You’ve surely witnessed some coverage of techno on these pages. There are many a time when I delight in the 4/4 kick and its hypnotic derivatives. As a child of the 90s electronica, I grew up with the Surgeon, Jeff Mills, Adam Beyer, Chris Liebing and the likes. I am lately excited about the evolution of the genre and its fascinating permutations through works by Lucy, Vatican Shadow, Demdike Stare, Silent Servant, Raime, and Emptyset. Just thinking about those names again, gets me all excited about the upcoming Decibel Festival when I will finally experience the genre of prolonged dancing at deafening volumes. You should definitely check out the lineup (and yes, Speedy J is playing). But I digress…
One of the names I’m adding to my list of genre-bending producers is Moe Espinoza, founder of Droid Recordings, releasing under the alias Drumcell. There are more than a handful of 12″ EPs and split releases by this LA based classical trained musician, who, like yours truly, fell into the rave scene during its infancy. Getting deeper into the West Coast techno community Espinoza and the Raíz brothers founded the Droid Behavior collective, and produced many Interface warehouse events. Espinoza’s sound slowly build-on with his fascination of technology and analogue gear. He first appeared on CLR on a split with Brian Sanhaji in 2012, and this year, Sleep Complex debuts as his first full length release.

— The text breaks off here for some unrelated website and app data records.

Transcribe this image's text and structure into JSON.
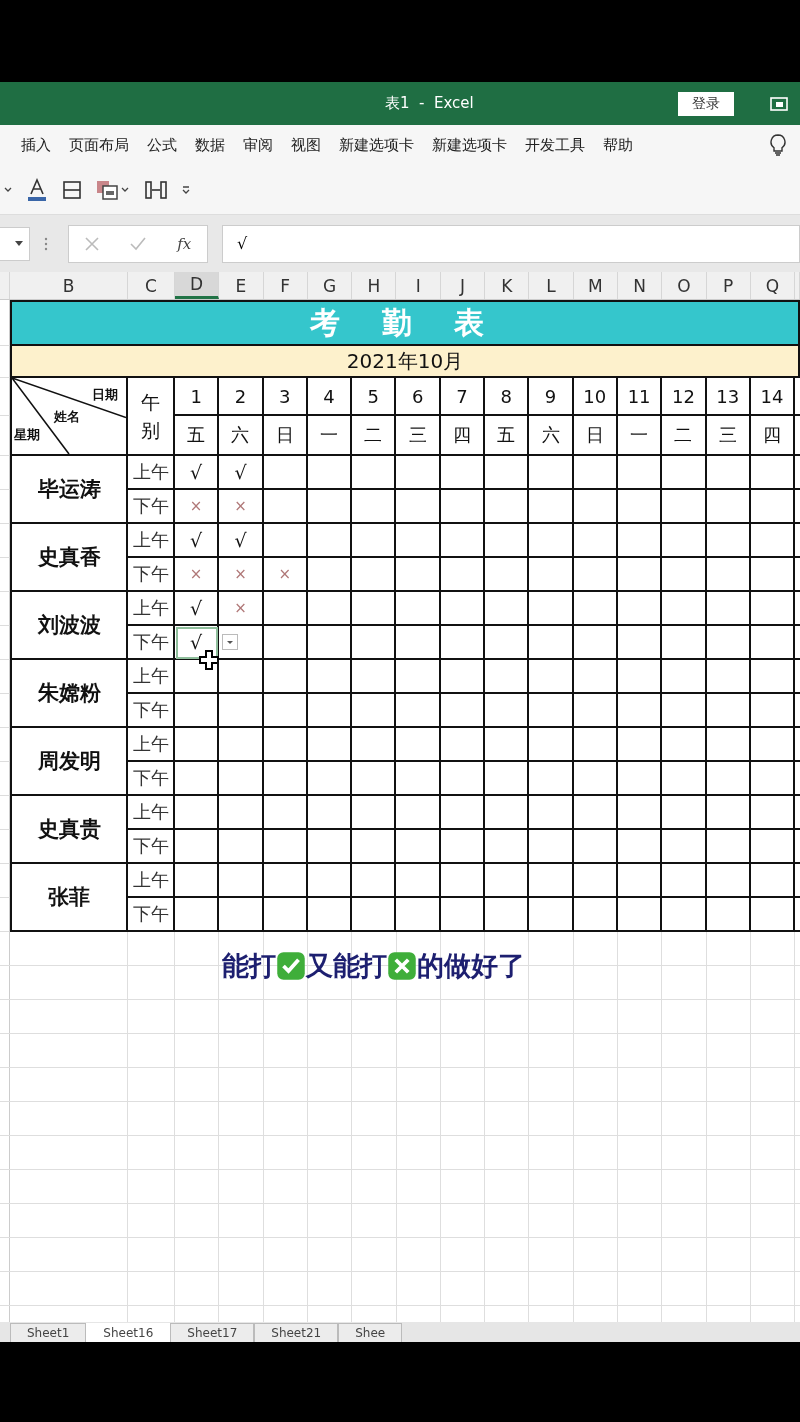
{
  "window": {
    "title": "表1  -  Excel",
    "login_button": "登录"
  },
  "ribbon_tabs": [
    "插入",
    "页面布局",
    "公式",
    "数据",
    "审阅",
    "视图",
    "新建选项卡",
    "新建选项卡",
    "开发工具",
    "帮助"
  ],
  "formula_bar": {
    "function_label": "fx",
    "value": "√"
  },
  "column_headers": [
    {
      "label": "B",
      "selected": false
    },
    {
      "label": "C",
      "selected": false
    },
    {
      "label": "D",
      "selected": true
    },
    {
      "label": "E",
      "selected": false
    },
    {
      "label": "F",
      "selected": false
    },
    {
      "label": "G",
      "selected": false
    },
    {
      "label": "H",
      "selected": false
    },
    {
      "label": "I",
      "selected": false
    },
    {
      "label": "J",
      "selected": false
    },
    {
      "label": "K",
      "selected": false
    },
    {
      "label": "L",
      "selected": false
    },
    {
      "label": "M",
      "selected": false
    },
    {
      "label": "N",
      "selected": false
    },
    {
      "label": "O",
      "selected": false
    },
    {
      "label": "P",
      "selected": false
    },
    {
      "label": "Q",
      "selected": false
    }
  ],
  "sheet": {
    "title": "考 勤 表",
    "month": "2021年10月",
    "corner": {
      "top": "日期",
      "middle": "姓名",
      "bottom": "星期"
    },
    "period_header": "午别",
    "days": [
      {
        "date": "1",
        "weekday": "五"
      },
      {
        "date": "2",
        "weekday": "六"
      },
      {
        "date": "3",
        "weekday": "日"
      },
      {
        "date": "4",
        "weekday": "一"
      },
      {
        "date": "5",
        "weekday": "二"
      },
      {
        "date": "6",
        "weekday": "三"
      },
      {
        "date": "7",
        "weekday": "四"
      },
      {
        "date": "8",
        "weekday": "五"
      },
      {
        "date": "9",
        "weekday": "六"
      },
      {
        "date": "10",
        "weekday": "日"
      },
      {
        "date": "11",
        "weekday": "一"
      },
      {
        "date": "12",
        "weekday": "二"
      },
      {
        "date": "13",
        "weekday": "三"
      },
      {
        "date": "14",
        "weekday": "四"
      }
    ],
    "employees": [
      {
        "name": "毕运涛",
        "rows": [
          {
            "period": "上午",
            "marks": [
              {
                "kind": "check",
                "value": "√",
                "selected": false
              },
              {
                "kind": "check",
                "value": "√",
                "selected": false
              }
            ]
          },
          {
            "period": "下午",
            "marks": [
              {
                "kind": "cross",
                "value": "×",
                "selected": false
              },
              {
                "kind": "cross",
                "value": "×",
                "selected": false
              }
            ]
          }
        ]
      },
      {
        "name": "史真香",
        "rows": [
          {
            "period": "上午",
            "marks": [
              {
                "kind": "check",
                "value": "√",
                "selected": false
              },
              {
                "kind": "check",
                "value": "√",
                "selected": false
              }
            ]
          },
          {
            "period": "下午",
            "marks": [
              {
                "kind": "cross",
                "value": "×",
                "selected": false
              },
              {
                "kind": "cross",
                "value": "×",
                "selected": false
              },
              {
                "kind": "cross",
                "value": "×",
                "selected": false
              }
            ]
          }
        ]
      },
      {
        "name": "刘波波",
        "rows": [
          {
            "period": "上午",
            "marks": [
              {
                "kind": "check",
                "value": "√",
                "selected": false
              },
              {
                "kind": "cross",
                "value": "×",
                "selected": false
              }
            ]
          },
          {
            "period": "下午",
            "marks": [
              {
                "kind": "check",
                "value": "√",
                "selected": true
              }
            ]
          }
        ]
      },
      {
        "name": "朱嫦粉",
        "rows": [
          {
            "period": "上午",
            "marks": []
          },
          {
            "period": "下午",
            "marks": []
          }
        ]
      },
      {
        "name": "周发明",
        "rows": [
          {
            "period": "上午",
            "marks": []
          },
          {
            "period": "下午",
            "marks": []
          }
        ]
      },
      {
        "name": "史真贵",
        "rows": [
          {
            "period": "上午",
            "marks": []
          },
          {
            "period": "下午",
            "marks": []
          }
        ]
      },
      {
        "name": "张菲",
        "rows": [
          {
            "period": "上午",
            "marks": []
          },
          {
            "period": "下午",
            "marks": []
          }
        ]
      }
    ]
  },
  "caption": [
    {
      "kind": "text",
      "text": "能打"
    },
    {
      "kind": "check-emoji"
    },
    {
      "kind": "text",
      "text": "又能打"
    },
    {
      "kind": "cross-emoji"
    },
    {
      "kind": "text",
      "text": "的做好了"
    }
  ],
  "sheet_tabs": [
    {
      "label": "Sheet1",
      "selected": false
    },
    {
      "label": "Sheet16",
      "selected": true
    },
    {
      "label": "Sheet17",
      "selected": false
    },
    {
      "label": "Sheet21",
      "selected": false
    },
    {
      "label": "Shee",
      "selected": false
    }
  ]
}
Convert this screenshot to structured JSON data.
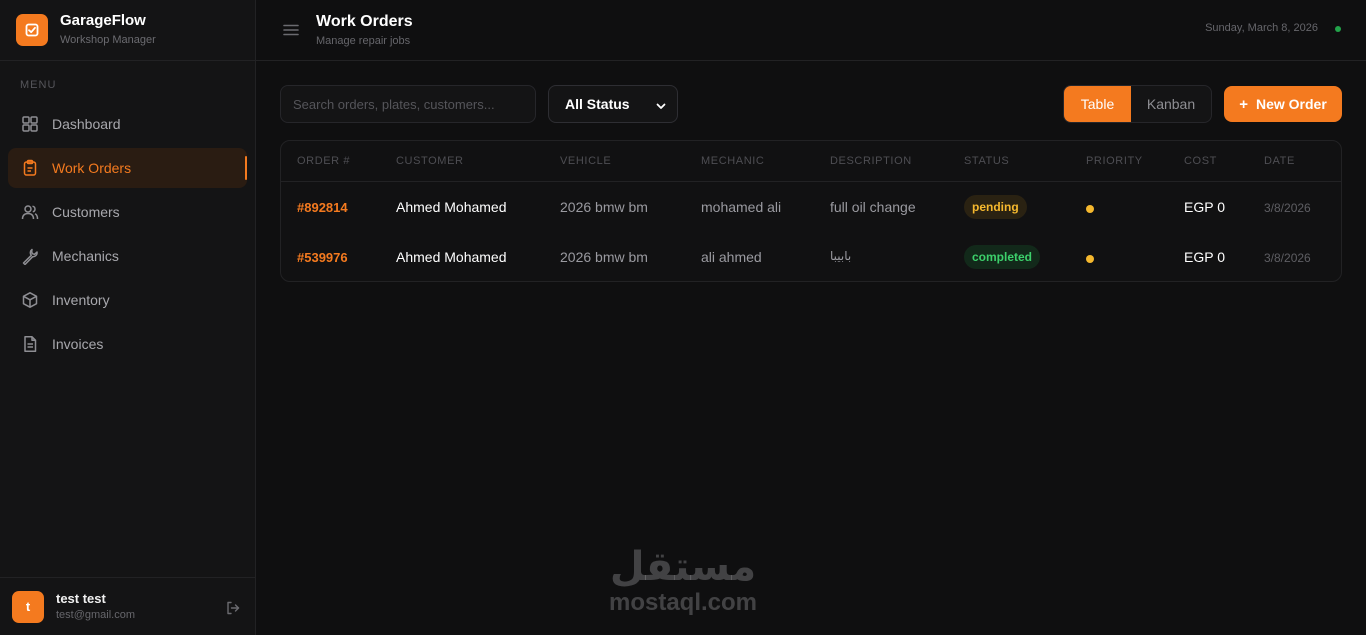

The thirteen-track album [including two bonus tracks on digital release] spans almost an hour and a half, yet there are plenty of gripping moves along the way that keep you guessing at what the next turn will deliver. With a heavy drum kick, Espinoza traverses broken rhythms, that although do not [always] land the deep bass on each fourth note, still retain that techno essence. This is a dark, harsh and semi-cold journey. I augment my temperature reading, because the sound is not as hollow and sterile as some German tracks may throw off, but rather a wide-encompassing glowing experience, tingling with aspects of fear, tremor and angst. There are hints of noise and industrial elements, no doubt because Espinoza spent some time playing guitar in the industrial bands, before the nocturnal techno snatched his careless soul.
“On the one hand “Sleep Complex” pays respect to the root-element of Techno, the raw, dirty and hypnotic vibe that goes back to early Detroit Techno, on the other hand it almost has some kind of a rock attitude, especially when it comes to the beats, making it stylistically independent and impossible to pigeon-hole.”
Although Espinoza is not revolutionizing the genre, he nevertheless cements its ongoing expansion by pushing it further, beyond the standard cut. Even when the bass kick falls into its throbbing rhythm, the space beneath the beat evolves into a complex monster, ruthless in its total dominance and intelligent in design. The album and track titles hint at dystopian environment, with something “Behind You“, “Empty” and “Mind“. Although I wish I would have discovered Drumcell earlier, I still have to thank the above mentioned Liebing for picking him up on his monumental CLR, which by the way, prior to 2010 used to stand for Chris Liebing Recordings, and now means Create Learn Realize. Well, let’s CLR on and on!